David Goodwin, Engineering Manager at FAR-UK added:
“The outputs of LightJoin have certainly helped to develop near term solutions which perhaps have a useable life in automotive of 5-7 years. We have more work to do in this area, as the landscape is changing rapidly with new materials, new vehicle architectures and increased priority given to the efficient use of sustainable materials for a circular economy. LightJoin allowed us to develop and demonstrate capability for designing and manufacturing of prototype multi-material structures. This has improved our offering to customers for light-weight, cost-effective structures making use of fibre reinforced composites, aluminium and steel with a right material in the right place philosophy.
As a result of the project, we now have a robotic joining cell installed at our facility available for use, which is capable of trimming, pick and place, drilling, riveting and bonding assemblies, and in April 2020, Far-UK will be opening a pilot line for low volume vehicle bodies using some of the learnings and technologies proven out in LightJoin. This will be in a new facility dedicated to advanced manufacturing.”
In response to Nissan’s investigations into replacing steel with composites, LightJoin took a Nissan Leaf floor and demonstrated joining technologies on it.
The LightJoin analysis is now supporting Tucana – a major Innovate UK project.

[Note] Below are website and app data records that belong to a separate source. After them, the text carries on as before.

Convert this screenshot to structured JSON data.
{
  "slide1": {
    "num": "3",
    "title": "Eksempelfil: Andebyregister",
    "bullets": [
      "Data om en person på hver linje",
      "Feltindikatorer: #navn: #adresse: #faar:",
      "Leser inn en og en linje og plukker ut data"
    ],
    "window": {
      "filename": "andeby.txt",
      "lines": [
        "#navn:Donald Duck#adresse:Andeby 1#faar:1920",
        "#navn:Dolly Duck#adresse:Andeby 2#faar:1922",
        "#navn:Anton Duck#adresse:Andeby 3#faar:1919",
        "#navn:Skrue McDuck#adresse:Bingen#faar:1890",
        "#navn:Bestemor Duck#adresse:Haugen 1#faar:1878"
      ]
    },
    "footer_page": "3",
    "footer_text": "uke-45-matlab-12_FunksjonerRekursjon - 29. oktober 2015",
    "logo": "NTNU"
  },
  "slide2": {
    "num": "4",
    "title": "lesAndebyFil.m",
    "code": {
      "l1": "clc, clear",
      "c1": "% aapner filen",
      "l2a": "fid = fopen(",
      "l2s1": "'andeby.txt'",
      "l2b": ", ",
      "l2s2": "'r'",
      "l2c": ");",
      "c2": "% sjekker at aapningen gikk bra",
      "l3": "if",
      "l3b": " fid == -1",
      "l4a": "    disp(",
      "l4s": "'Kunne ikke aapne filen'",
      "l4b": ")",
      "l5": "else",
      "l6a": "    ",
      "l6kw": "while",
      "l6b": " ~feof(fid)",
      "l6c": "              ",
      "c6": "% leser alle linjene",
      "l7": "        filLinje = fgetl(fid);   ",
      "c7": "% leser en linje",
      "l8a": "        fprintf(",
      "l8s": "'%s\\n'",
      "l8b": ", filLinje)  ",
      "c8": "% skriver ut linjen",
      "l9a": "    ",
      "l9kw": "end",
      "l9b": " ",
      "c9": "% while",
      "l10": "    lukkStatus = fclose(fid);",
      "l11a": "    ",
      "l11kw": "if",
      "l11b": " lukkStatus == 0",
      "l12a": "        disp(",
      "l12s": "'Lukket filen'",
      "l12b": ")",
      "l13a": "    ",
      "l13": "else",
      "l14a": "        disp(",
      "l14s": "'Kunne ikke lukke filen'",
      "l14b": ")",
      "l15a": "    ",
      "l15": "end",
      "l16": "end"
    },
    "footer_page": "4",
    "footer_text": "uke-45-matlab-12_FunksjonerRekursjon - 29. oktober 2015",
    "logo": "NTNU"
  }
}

Companies: University of Warwick
Industries: Automotive and Road Transportation